In December 1947 syndicated columnist Leonard Lyons shared a tale of an ill-fated bear hunt. One of the four hunters killed a bear while suffering horrible injuries. The ellipses in the following passage were present in the original text:[ref] 1947 December 23, The Dayton Daily News, President Was Only Person to Applaud by Leonard Lyons, Quote Page 30, Column 2,Dayton, Ohio. (Newspapers_com)[/ref]
His left arm was almost severed. His legs were crushed. His scalp was almost off, and half his face had been clawed away . . . They made a stretcher and started to carry him to a medical center. Two men carried him and the third man, walking beside him, asked: “Does it hurt?” . . . The victim opened one eye and replied: “Only when I laugh.”
In conclusion, this class of anecdotes is difficult to trace because of its variability. The first instance known to QI was presented as non-fiction with minimal humor in 1934 by Philip Gosse. The injured party was John Bishop. An overtly comical instance appeared by 1939. Future researchers may discover earlier instances.
Image Notes: Public domain picture of First Aid Station in the American Trenches circa 1918 from the George Grantham Bain Collection accessed via the Library of Congress Prints & Photographs Online. Image has been cropped, resized, and retouched.

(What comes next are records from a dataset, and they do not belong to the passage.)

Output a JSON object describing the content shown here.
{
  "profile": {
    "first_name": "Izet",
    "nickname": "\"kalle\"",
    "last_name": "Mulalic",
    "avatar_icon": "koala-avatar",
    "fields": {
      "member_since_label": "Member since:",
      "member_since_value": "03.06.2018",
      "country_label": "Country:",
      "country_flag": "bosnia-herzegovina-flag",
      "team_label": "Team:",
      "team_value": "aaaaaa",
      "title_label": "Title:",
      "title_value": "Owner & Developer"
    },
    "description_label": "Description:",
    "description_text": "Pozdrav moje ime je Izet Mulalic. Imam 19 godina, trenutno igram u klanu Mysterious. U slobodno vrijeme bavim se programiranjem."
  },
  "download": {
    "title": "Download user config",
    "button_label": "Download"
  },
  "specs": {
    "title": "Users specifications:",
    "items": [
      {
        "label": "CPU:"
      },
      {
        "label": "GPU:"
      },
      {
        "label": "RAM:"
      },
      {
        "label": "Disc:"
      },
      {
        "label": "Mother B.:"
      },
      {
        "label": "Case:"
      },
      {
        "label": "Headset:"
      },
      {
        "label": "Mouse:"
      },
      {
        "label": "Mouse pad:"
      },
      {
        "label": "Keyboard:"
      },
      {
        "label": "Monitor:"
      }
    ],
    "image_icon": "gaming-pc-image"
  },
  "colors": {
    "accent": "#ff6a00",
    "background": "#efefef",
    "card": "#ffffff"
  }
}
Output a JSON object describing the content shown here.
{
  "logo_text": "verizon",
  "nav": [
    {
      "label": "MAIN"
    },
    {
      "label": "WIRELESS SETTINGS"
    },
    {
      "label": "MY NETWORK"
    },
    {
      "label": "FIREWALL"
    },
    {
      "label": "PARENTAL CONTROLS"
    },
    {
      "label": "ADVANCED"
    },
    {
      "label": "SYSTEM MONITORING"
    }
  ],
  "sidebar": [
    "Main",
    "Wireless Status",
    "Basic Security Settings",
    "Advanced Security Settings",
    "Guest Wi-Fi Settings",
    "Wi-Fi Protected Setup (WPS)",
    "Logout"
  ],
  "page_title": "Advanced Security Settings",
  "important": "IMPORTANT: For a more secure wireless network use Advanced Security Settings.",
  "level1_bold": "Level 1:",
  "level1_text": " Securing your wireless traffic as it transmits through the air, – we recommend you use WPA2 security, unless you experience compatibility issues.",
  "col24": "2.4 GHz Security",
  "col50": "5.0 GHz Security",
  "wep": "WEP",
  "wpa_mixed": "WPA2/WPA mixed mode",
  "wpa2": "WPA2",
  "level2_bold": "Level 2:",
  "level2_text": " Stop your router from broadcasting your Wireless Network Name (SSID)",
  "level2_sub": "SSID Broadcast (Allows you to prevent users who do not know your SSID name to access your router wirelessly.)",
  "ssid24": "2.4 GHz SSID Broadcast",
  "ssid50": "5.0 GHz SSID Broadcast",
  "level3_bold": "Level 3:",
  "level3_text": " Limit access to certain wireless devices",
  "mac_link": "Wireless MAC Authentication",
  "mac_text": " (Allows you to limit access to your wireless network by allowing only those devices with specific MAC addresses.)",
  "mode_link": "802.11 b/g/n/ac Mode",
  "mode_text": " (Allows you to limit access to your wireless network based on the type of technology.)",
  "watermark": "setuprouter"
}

(Great thanks to Jonathan Lighter whose inquiry led QI to formulate this question and perform this exploration. Thanks also to researchers Stephen Goranson and Peter Reitan. Lighter, Goranson, and Reitan all found valuable citations. Reitan found the earliest strong match in 1934 and 1935. Additional thanks to discussant Joel S. Berson.)